The Durban Conference of Parties is over. There may be a signed document to show for the conference, however this document, laying the way for the Durban Platform, merely saved the negotiations. Potentially irreversible and catastrophic climate change is still a possible, Earth-shattering reality.
Firstly, the legal implications are woolly and subject to interpretation – instead of being ‘legally binding’, it is to be ‘a protocol, another legal instrument or a legal outcome’. This hazy phrasing left even UN negotiator Tomasz Chruszczow unclear, telling reporters to ‘ask the lawyers’ as to what it meant. The problem with the Durban Platform is that even if a viable protocol is produced by 2015 (the latest it should be, according to the second commitment period), it will not be implemented until 2020. By the UN’s own admission, between now and 2020, there is a significant shortfall in the voluntary commitments required to prevent more than 2oC of global warming (to the tune of some six billion tonnes of CO2).
In addition, there is no agreement on either a long-term goal for 2050 emissions reduction, or a timeframe for emissions to peak. The International Energy Agency (IEA) recently reported that the window for action on climate change is still open, but closing fast, citing that if significant energy infrastructure changes are not made by 2017 (long before anything laid out by the Durban Platform is achieved), then we will already be locked in to a high carbon future – this gives the world five years to act. Is this long enough to change many governments’ view on climate change?
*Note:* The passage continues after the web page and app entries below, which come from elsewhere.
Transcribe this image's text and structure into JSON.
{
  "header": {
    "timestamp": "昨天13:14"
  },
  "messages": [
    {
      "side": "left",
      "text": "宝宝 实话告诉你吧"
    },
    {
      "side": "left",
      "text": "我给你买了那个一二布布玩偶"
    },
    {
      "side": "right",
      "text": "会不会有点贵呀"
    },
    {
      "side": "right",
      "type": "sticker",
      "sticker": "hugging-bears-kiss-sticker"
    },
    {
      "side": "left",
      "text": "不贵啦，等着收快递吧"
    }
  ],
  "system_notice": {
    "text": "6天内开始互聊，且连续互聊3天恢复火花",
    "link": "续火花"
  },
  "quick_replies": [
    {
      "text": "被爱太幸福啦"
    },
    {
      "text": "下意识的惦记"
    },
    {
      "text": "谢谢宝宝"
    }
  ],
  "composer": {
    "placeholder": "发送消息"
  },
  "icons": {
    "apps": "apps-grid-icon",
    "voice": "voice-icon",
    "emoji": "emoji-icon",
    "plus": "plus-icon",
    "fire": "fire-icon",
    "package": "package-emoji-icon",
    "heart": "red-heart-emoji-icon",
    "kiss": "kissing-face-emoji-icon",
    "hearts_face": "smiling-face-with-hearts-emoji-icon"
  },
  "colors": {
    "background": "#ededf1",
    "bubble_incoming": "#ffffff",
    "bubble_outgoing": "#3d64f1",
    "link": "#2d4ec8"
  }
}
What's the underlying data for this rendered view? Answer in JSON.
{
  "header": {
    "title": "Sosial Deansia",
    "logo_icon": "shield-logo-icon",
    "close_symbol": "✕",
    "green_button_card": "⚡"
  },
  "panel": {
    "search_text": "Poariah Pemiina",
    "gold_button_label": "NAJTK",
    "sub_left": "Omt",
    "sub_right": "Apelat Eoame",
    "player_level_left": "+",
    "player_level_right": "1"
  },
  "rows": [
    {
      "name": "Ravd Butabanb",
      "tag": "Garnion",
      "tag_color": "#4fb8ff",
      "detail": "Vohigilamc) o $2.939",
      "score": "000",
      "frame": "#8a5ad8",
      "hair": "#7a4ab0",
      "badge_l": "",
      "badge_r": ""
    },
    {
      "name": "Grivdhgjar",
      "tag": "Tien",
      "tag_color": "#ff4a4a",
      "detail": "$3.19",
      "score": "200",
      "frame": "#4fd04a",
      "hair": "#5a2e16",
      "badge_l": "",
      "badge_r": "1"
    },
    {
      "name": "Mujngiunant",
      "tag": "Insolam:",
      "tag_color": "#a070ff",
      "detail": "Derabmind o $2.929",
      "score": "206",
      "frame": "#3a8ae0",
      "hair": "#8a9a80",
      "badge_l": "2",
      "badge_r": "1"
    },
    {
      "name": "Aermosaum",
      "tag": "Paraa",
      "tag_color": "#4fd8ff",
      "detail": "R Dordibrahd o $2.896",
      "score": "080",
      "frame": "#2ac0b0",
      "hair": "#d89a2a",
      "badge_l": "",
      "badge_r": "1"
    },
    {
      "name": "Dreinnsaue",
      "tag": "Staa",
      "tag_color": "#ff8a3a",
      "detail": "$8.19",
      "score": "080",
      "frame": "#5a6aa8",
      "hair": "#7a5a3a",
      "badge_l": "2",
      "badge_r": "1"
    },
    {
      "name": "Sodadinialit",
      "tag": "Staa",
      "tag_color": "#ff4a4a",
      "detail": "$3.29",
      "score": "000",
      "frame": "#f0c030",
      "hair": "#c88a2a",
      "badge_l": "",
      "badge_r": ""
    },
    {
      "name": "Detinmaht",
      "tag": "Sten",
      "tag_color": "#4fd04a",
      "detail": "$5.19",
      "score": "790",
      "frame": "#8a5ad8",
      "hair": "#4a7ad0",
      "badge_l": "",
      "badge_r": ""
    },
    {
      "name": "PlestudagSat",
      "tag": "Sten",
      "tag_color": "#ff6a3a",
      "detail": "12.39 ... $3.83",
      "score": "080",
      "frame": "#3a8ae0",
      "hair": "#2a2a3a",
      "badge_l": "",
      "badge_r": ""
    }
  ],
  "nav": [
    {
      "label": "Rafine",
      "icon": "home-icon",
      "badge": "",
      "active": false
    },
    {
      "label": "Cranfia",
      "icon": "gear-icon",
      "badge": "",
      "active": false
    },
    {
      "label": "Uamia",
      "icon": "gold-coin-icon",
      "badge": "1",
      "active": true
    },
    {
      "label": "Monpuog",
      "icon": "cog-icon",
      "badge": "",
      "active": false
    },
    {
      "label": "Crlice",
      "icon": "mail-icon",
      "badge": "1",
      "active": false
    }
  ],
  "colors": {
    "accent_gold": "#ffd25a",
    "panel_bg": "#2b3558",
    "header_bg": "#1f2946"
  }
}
Not only do countries and regions which make early progress towards greater energy efficiency and effective deployment of alternative energy strengthen their competitive advantage, but those who muddle along and delay the transformation will find their competitive position eroded. Delayed action could lead to a 4-6oC global temperature increase, which would “condemn most of Africa and the small island states to climate catastrophe.” stated the Chair of Friends of the Earth International, Nnimmo Bassey. Similarly, Greenpeace places the blame for the failure on the governments, especially the US, for heeding the polluters and pushing for a get-out clause, which would spell disaster for those most in need of firm action.
There are two overarching holes in the Durban Platform: it does not have the legal clarity required to provide assurance that countries are serious about making significant change, or give specific, binding targets or even state a goal, further than keeping the world below a 2oC temperature increase. Even if it does manage to arrive at a positive outcome in 2015, it will be, according to research by the IEA too late to prevent an increase above 2oC. This sentiment is highlighted by Asad Rehman of Friends of the Earth, stating that the conference was a case of ‘smoke and mirrors – we need more action and less talk’, exactly what the conference has not delivered. Therefore, however great it is that significant agreement has been reached, the agreement will not do what is required of it. What is required are the changes that can be made at home, as 80 per cent of energy savings in EU building stock are possible, using existing technologies, skilled know-how and smart financing. Clearly the result inDurban was better than expected, but more joined-up, objective thinking is necessary if we are to avoid the worse consequences of climate change.